Assignment
Repeat every record below exactly as it appears.

Records shown
--------------------
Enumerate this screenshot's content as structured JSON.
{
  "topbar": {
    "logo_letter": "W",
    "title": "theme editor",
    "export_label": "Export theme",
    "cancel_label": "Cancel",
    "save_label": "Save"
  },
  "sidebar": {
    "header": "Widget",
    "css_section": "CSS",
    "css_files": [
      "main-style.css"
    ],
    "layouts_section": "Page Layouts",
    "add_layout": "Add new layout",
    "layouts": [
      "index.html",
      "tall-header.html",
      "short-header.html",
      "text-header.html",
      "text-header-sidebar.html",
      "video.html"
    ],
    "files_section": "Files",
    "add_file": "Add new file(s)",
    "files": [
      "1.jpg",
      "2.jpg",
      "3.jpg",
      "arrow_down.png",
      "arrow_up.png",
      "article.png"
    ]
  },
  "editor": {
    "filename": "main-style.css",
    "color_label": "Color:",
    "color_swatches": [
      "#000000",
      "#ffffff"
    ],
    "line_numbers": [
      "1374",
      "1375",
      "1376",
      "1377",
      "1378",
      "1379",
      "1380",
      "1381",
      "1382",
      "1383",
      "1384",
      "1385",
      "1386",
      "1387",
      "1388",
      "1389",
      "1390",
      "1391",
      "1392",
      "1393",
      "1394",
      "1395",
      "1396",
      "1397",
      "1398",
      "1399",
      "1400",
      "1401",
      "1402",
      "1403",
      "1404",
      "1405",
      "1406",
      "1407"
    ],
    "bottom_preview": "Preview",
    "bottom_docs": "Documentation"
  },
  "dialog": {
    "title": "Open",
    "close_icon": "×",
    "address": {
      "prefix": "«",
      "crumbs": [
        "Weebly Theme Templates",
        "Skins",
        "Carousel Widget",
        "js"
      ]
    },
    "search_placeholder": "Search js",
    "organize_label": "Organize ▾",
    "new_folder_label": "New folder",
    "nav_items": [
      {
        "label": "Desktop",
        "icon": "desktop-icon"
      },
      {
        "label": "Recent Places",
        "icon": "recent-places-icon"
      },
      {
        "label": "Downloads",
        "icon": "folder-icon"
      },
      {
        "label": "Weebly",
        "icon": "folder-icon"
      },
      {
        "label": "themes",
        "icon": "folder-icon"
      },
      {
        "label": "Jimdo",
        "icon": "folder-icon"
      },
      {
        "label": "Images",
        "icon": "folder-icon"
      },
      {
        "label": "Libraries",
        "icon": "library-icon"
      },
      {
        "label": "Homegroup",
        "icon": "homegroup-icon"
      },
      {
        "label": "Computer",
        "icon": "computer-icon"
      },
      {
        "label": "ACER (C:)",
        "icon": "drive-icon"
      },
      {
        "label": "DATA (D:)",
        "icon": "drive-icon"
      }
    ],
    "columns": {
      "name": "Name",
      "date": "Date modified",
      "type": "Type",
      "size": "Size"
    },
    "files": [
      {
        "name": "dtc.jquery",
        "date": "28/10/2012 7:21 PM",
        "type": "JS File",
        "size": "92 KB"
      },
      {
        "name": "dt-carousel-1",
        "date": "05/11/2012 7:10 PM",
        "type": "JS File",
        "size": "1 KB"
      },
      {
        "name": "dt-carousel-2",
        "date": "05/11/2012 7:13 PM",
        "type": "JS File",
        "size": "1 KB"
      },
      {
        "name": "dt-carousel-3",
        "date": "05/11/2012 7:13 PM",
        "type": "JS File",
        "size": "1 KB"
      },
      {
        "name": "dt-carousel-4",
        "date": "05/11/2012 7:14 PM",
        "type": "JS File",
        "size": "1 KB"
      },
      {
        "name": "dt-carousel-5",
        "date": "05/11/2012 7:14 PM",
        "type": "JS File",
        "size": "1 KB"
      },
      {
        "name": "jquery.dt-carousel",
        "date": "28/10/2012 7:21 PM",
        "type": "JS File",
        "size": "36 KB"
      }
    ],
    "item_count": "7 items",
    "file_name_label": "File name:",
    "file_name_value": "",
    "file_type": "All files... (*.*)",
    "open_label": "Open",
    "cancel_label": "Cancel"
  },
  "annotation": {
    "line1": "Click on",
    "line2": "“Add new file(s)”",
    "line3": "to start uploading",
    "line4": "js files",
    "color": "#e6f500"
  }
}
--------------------
Task output
Enumerate this screenshot's content as structured JSON.
{
  "topbar": {
    "logo_letter": "W",
    "title": "theme editor",
    "export_label": "Export theme",
    "cancel_label": "Cancel",
    "save_label": "Save"
  },
  "sidebar": {
    "header": "Widget",
    "css_section": "CSS",
    "css_files": [
      "main-style.css"
    ],
    "layouts_section": "Page Layouts",
    "add_layout": "Add new layout",
    "layouts": [
      "index.html",
      "tall-header.html",
      "short-header.html",
      "text-header.html",
      "text-header-sidebar.html",
      "video.html"
    ],
    "files_section": "Files",
    "add_file": "Add new file(s)",
    "files": [
      "1.jpg",
      "2.jpg",
      "3.jpg",
      "arrow_down.png",
      "arrow_up.png",
      "article.png"
    ]
  },
  "editor": {
    "filename": "main-style.css",
    "color_label": "Color:",
    "color_swatches": [
      "#000000",
      "#ffffff"
    ],
    "line_numbers": [
      "1374",
      "1375",
      "1376",
      "1377",
      "1378",
      "1379",
      "1380",
      "1381",
      "1382",
      "1383",
      "1384",
      "1385",
      "1386",
      "1387",
      "1388",
      "1389",
      "1390",
      "1391",
      "1392",
      "1393",
      "1394",
      "1395",
      "1396",
      "1397",
      "1398",
      "1399",
      "1400",
      "1401",
      "1402",
      "1403",
      "1404",
      "1405",
      "1406",
      "1407"
    ],
    "bottom_preview": "Preview",
    "bottom_docs": "Documentation"
  },
  "dialog": {
    "title": "Open",
    "close_icon": "×",
    "address": {
      "prefix": "«",
      "crumbs": [
        "Weebly Theme Templates",
        "Skins",
        "Carousel Widget",
        "js"
      ]
    },
    "search_placeholder": "Search js",
    "organize_label": "Organize ▾",
    "new_folder_label": "New folder",
    "nav_items": [
      {
        "label": "Desktop",
        "icon": "desktop-icon"
      },
      {
        "label": "Recent Places",
        "icon": "recent-places-icon"
      },
      {
        "label": "Downloads",
        "icon": "folder-icon"
      },
      {
        "label": "Weebly",
        "icon": "folder-icon"
      },
      {
        "label": "themes",
        "icon": "folder-icon"
      },
      {
        "label": "Jimdo",
        "icon": "folder-icon"
      },
      {
        "label": "Images",
        "icon": "folder-icon"
      },
      {
        "label": "Libraries",
        "icon": "library-icon"
      },
      {
        "label": "Homegroup",
        "icon": "homegroup-icon"
      },
      {
        "label": "Computer",
        "icon": "computer-icon"
      },
      {
        "label": "ACER (C:)",
        "icon": "drive-icon"
      },
      {
        "label": "DATA (D:)",
        "icon": "drive-icon"
      }
    ],
    "columns": {
      "name": "Name",
      "date": "Date modified",
      "type": "Type",
      "size": "Size"
    },
    "files": [
      {
        "name": "dtc.jquery",
        "date": "28/10/2012 7:21 PM",
        "type": "JS File",
        "size": "92 KB"
      },
      {
        "name": "dt-carousel-1",
        "date": "05/11/2012 7:10 PM",
        "type": "JS File",
        "size": "1 KB"
      },
      {
        "name": "dt-carousel-2",
        "date": "05/11/2012 7:13 PM",
        "type": "JS File",
        "size": "1 KB"
      },
      {
        "name": "dt-carousel-3",
        "date": "05/11/2012 7:13 PM",
        "type": "JS File",
        "size": "1 KB"
      },
      {
        "name": "dt-carousel-4",
        "date": "05/11/2012 7:14 PM",
        "type": "JS File",
        "size": "1 KB"
      },
      {
        "name": "dt-carousel-5",
        "date": "05/11/2012 7:14 PM",
        "type": "JS File",
        "size": "1 KB"
      },
      {
        "name": "jquery.dt-carousel",
        "date": "28/10/2012 7:21 PM",
        "type": "JS File",
        "size": "36 KB"
      }
    ],
    "item_count": "7 items",
    "file_name_label": "File name:",
    "file_name_value": "",
    "file_type": "All files... (*.*)",
    "open_label": "Open",
    "cancel_label": "Cancel"
  },
  "annotation": {
    "line1": "Click on",
    "line2": "“Add new file(s)”",
    "line3": "to start uploading",
    "line4": "js files",
    "color": "#e6f500"
  }
}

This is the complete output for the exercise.